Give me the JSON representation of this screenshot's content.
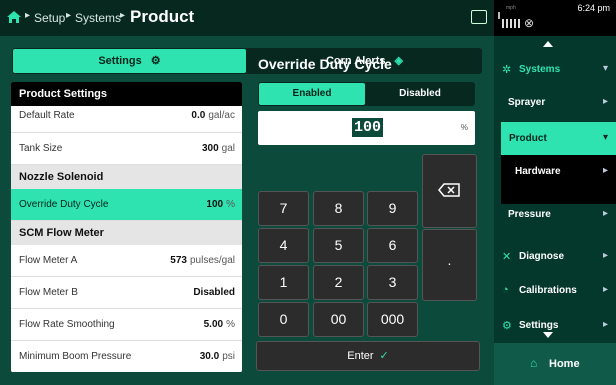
{
  "header": {
    "breadcrumb": [
      "Setup",
      "Systems"
    ],
    "title": "Product",
    "time": "6:24 pm",
    "speed_unit": "mph"
  },
  "tabs": {
    "settings": "Settings",
    "corn_alerts": "Corn Alerts"
  },
  "product_settings": {
    "header": "Product Settings",
    "rows": [
      {
        "label": "Default Rate",
        "value": "0.0",
        "unit": "gal/ac"
      },
      {
        "label": "Tank Size",
        "value": "300",
        "unit": "gal"
      }
    ]
  },
  "nozzle_solenoid": {
    "header": "Nozzle Solenoid",
    "rows": [
      {
        "label": "Override Duty Cycle",
        "value": "100",
        "unit": "%"
      }
    ]
  },
  "scm_flow_meter": {
    "header": "SCM Flow Meter",
    "rows": [
      {
        "label": "Flow Meter A",
        "value": "573",
        "unit": "pulses/gal"
      },
      {
        "label": "Flow Meter B",
        "value": "Disabled",
        "unit": ""
      },
      {
        "label": "Flow Rate Smoothing",
        "value": "5.00",
        "unit": "%"
      },
      {
        "label": "Minimum Boom Pressure",
        "value": "30.0",
        "unit": "psi"
      }
    ]
  },
  "editor": {
    "title": "Override Duty Cycle",
    "enabled_label": "Enabled",
    "disabled_label": "Disabled",
    "value": "100",
    "unit": "%",
    "keys": [
      "7",
      "8",
      "9",
      "4",
      "5",
      "6",
      "1",
      "2",
      "3",
      "0",
      "00",
      "000"
    ],
    "dot": ".",
    "enter": "Enter"
  },
  "nav": {
    "systems": "Systems",
    "sprayer": "Sprayer",
    "product": "Product",
    "hardware": "Hardware",
    "pressure": "Pressure",
    "diagnose": "Diagnose",
    "calibrations": "Calibrations",
    "settings": "Settings",
    "home": "Home"
  },
  "colors": {
    "accent": "#2fe3b0",
    "background": "#0c4a3c"
  }
}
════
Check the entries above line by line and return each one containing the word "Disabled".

### [Exercise response]
        "value": "Disabled",
    "disabled_label": "Disabled",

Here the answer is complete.